● PROMPT
Please find all lines in the data that hold the string "verb" and copy them.

-------

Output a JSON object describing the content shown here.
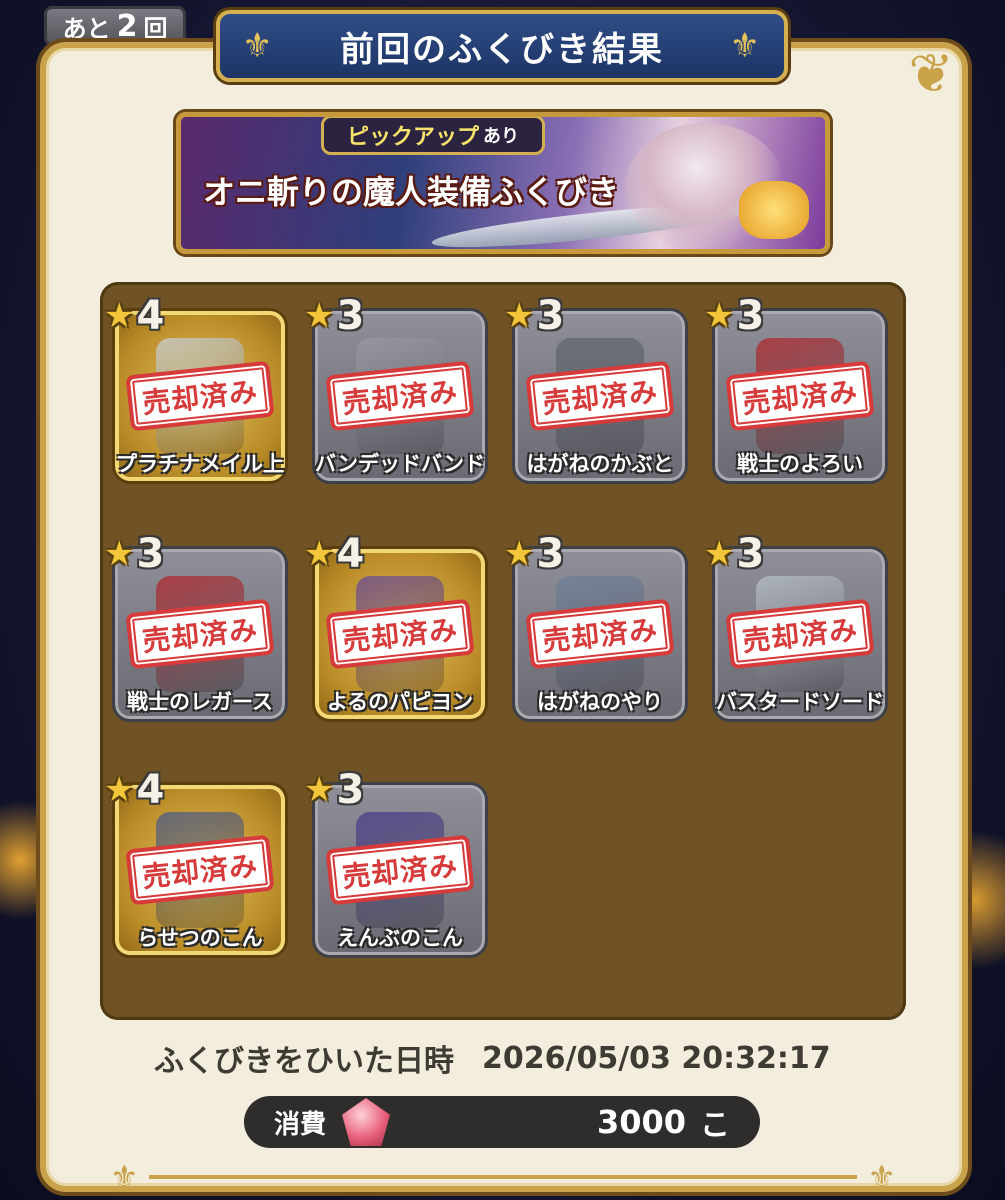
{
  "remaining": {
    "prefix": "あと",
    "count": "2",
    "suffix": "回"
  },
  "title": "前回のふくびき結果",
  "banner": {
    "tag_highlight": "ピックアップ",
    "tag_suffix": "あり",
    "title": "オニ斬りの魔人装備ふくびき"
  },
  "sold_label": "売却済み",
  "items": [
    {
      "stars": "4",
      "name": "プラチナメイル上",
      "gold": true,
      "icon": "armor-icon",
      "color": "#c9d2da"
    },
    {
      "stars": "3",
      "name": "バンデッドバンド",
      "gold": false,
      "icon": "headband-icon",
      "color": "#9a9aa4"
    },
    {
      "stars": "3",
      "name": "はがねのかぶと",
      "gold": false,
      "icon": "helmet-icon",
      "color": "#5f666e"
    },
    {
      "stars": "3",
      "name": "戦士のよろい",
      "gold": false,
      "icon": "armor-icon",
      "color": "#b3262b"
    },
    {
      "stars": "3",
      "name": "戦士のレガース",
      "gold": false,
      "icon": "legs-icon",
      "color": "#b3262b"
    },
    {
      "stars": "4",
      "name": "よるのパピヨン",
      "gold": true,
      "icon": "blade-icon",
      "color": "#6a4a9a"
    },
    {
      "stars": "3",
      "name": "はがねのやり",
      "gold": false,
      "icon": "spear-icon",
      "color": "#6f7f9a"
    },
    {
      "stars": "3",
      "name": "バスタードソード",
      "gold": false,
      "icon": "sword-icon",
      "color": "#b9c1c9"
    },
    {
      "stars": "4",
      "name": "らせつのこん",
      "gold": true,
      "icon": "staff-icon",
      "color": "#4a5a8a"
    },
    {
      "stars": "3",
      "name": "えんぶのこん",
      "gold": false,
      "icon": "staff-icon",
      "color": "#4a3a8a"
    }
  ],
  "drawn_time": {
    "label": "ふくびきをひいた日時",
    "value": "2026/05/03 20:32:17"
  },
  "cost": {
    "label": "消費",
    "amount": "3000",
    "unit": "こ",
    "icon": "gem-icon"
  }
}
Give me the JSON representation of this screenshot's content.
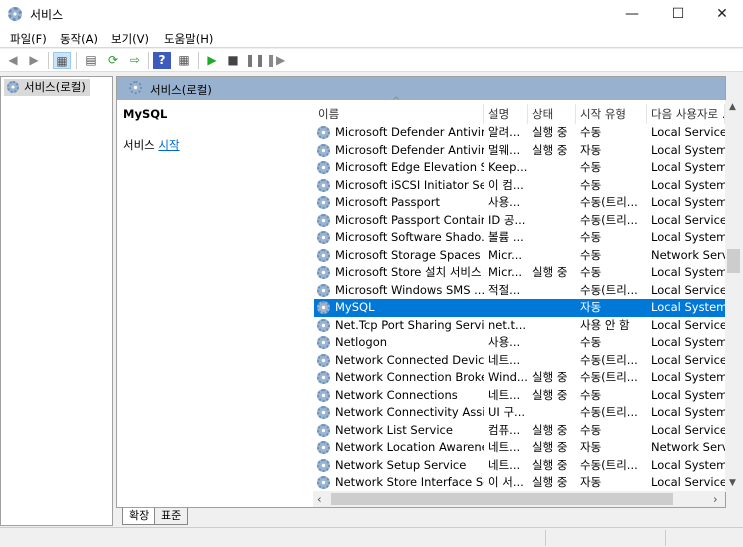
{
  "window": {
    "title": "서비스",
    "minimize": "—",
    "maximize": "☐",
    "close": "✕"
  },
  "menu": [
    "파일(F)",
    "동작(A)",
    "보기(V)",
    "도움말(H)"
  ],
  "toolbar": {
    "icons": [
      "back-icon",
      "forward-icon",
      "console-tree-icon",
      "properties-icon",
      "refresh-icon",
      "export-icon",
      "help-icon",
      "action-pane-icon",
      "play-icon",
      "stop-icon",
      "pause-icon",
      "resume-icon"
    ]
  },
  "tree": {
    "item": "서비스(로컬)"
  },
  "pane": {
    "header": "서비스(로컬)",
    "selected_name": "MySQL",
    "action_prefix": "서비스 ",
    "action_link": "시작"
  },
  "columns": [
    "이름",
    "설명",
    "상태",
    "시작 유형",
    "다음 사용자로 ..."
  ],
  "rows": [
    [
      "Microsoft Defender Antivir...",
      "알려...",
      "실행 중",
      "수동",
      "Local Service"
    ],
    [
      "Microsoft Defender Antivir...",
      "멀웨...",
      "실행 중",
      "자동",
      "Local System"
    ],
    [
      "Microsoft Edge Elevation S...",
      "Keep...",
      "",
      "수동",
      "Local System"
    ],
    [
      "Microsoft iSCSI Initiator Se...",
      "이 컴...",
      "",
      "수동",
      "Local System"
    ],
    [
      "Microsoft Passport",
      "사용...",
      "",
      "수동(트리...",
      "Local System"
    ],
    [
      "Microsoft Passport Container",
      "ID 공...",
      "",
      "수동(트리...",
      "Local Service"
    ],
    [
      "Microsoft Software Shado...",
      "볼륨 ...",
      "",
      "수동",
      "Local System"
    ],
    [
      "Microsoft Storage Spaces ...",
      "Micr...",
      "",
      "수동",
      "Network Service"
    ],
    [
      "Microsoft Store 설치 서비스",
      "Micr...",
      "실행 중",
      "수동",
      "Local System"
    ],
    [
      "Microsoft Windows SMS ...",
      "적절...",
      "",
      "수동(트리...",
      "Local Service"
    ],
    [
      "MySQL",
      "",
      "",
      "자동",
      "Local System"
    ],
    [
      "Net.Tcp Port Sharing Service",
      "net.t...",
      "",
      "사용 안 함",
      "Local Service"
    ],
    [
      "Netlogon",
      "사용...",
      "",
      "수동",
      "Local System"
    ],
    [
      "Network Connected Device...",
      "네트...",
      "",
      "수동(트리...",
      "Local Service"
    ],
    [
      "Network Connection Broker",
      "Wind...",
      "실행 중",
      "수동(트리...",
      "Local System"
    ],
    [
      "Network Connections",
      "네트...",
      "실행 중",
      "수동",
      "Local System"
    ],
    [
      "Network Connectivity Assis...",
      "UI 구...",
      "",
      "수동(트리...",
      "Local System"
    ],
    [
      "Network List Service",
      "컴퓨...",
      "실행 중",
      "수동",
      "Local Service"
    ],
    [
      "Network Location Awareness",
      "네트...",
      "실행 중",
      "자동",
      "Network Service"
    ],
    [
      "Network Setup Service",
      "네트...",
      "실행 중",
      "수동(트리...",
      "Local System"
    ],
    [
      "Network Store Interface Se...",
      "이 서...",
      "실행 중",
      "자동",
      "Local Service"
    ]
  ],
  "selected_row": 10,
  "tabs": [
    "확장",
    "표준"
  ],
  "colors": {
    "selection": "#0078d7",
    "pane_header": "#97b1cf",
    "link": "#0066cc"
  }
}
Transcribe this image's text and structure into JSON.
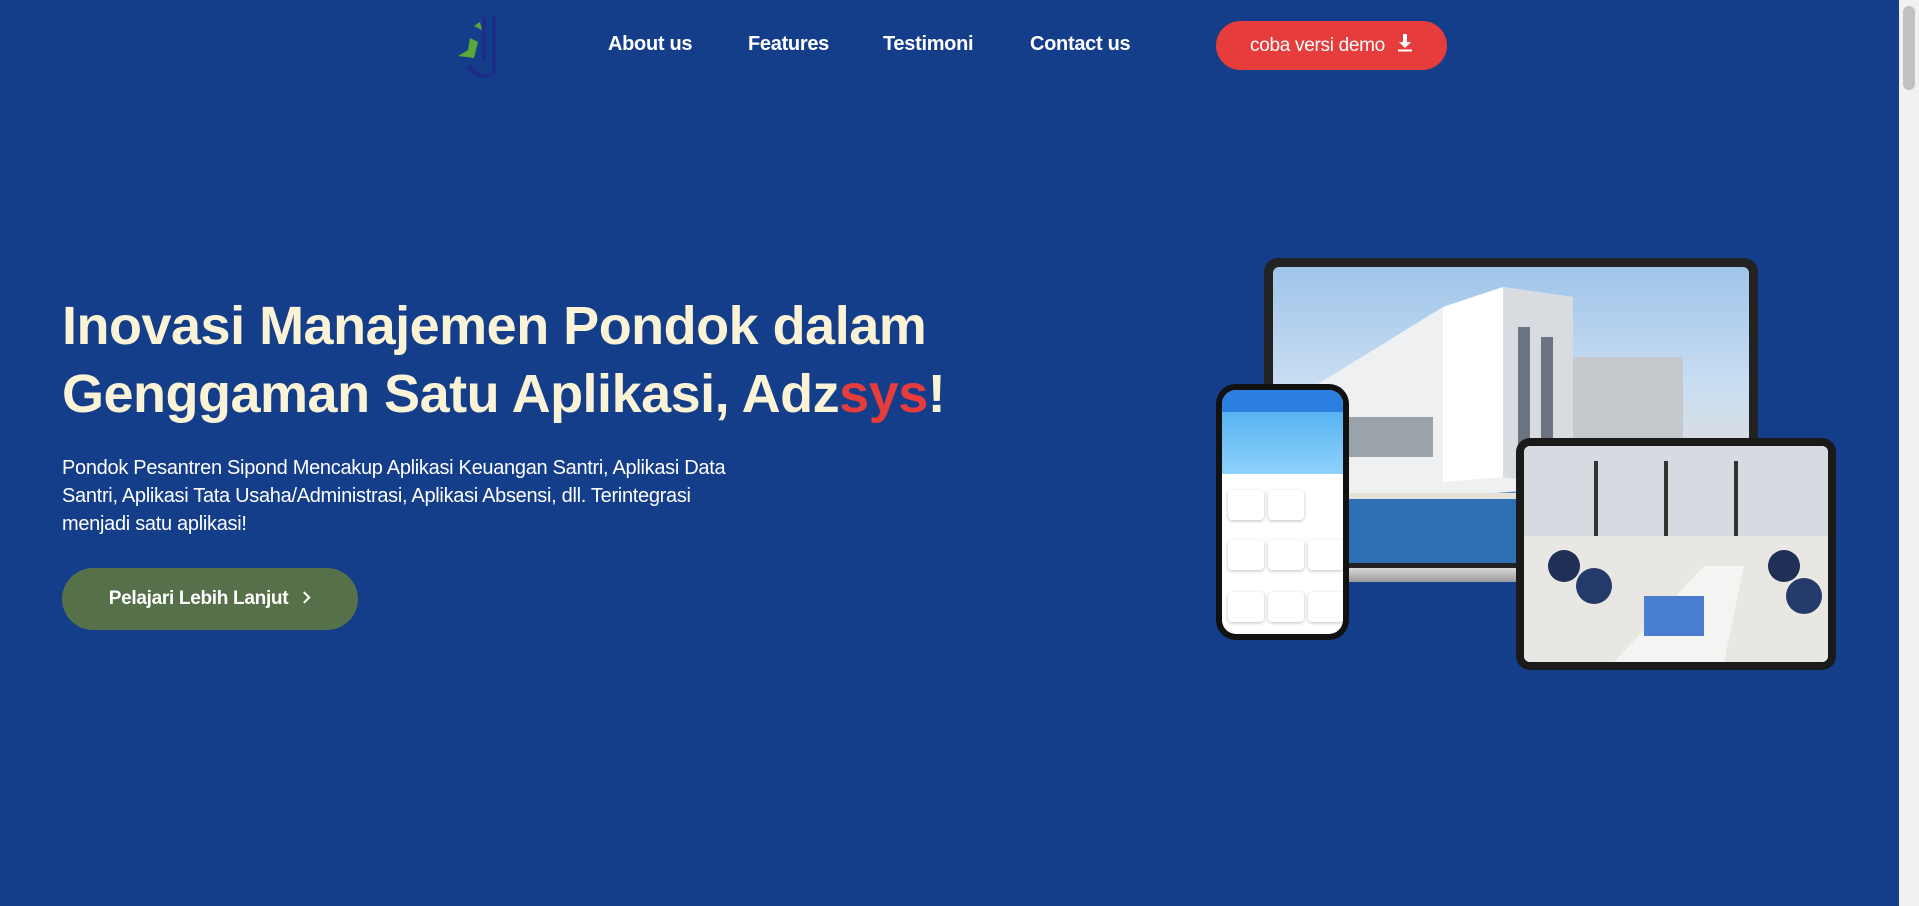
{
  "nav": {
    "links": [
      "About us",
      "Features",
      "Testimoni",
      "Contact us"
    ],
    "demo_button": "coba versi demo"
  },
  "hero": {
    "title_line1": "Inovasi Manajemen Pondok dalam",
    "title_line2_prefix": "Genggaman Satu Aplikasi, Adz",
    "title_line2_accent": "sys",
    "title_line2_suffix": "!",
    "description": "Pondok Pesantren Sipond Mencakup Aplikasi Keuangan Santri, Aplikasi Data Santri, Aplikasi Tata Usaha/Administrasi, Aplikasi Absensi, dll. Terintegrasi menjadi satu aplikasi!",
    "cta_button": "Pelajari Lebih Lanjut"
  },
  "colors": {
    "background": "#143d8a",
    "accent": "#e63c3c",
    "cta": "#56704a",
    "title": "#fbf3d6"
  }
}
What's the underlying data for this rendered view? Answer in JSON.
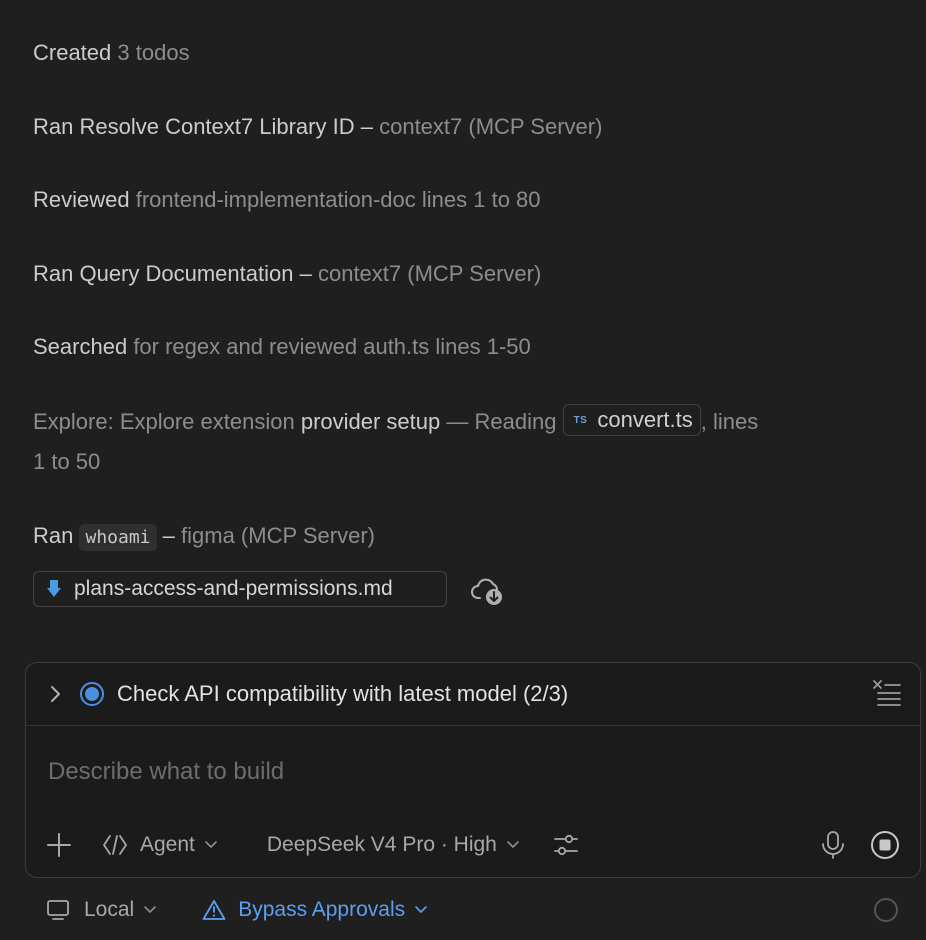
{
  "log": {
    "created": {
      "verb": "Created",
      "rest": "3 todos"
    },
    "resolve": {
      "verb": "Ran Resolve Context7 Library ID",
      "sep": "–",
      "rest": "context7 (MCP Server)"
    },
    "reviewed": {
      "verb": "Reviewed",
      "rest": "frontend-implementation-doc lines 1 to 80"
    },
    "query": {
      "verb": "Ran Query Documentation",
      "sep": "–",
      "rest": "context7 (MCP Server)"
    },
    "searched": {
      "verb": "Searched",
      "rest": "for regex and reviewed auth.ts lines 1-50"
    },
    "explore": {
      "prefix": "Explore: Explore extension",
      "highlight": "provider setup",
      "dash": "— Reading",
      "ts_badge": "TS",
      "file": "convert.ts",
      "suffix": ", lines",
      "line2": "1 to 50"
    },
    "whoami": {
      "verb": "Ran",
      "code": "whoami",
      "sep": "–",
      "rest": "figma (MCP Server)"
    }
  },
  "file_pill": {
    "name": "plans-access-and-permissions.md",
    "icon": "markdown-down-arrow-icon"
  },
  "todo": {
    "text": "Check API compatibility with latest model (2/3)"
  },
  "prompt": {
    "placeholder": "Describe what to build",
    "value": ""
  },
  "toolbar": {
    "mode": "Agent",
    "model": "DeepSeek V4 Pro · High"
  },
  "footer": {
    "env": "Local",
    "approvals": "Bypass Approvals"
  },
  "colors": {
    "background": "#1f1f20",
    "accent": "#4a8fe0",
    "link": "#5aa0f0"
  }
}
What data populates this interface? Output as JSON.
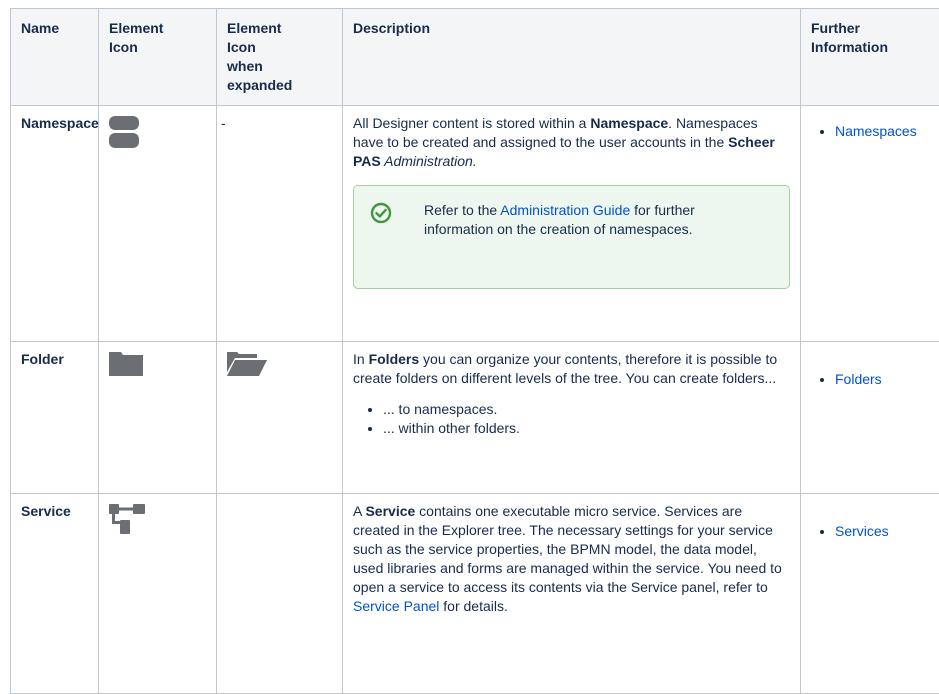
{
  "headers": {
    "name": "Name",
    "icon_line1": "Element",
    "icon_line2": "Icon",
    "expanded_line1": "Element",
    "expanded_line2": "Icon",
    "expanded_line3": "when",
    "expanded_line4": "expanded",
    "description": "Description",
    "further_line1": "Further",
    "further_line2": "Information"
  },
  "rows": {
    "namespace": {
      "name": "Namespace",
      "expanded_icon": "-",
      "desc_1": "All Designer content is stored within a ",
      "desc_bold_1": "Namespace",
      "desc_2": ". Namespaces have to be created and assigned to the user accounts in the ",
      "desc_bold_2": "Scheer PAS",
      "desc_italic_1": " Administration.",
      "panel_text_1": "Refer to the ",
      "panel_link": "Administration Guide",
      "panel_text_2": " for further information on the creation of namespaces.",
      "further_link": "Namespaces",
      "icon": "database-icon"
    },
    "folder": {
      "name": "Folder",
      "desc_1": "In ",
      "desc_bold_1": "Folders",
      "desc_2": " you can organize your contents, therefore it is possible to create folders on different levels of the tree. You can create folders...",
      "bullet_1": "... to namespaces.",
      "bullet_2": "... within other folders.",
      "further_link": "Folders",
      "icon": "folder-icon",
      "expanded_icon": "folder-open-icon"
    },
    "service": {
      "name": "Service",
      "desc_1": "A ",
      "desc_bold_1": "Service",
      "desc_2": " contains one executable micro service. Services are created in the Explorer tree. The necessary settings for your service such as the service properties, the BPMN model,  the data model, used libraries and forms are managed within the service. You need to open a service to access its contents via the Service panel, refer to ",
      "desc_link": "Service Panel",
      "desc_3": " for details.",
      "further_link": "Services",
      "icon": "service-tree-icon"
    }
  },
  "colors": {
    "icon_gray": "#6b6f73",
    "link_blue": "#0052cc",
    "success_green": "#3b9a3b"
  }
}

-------

● YOUR SOLUTION
      "verb": "Created",
      "verb": "Ran Resolve Context7 Library ID",
      "verb": "Reviewed",
      "verb": "Ran Query Documentation",
      "verb": "Searched",
      "verb": "Ran",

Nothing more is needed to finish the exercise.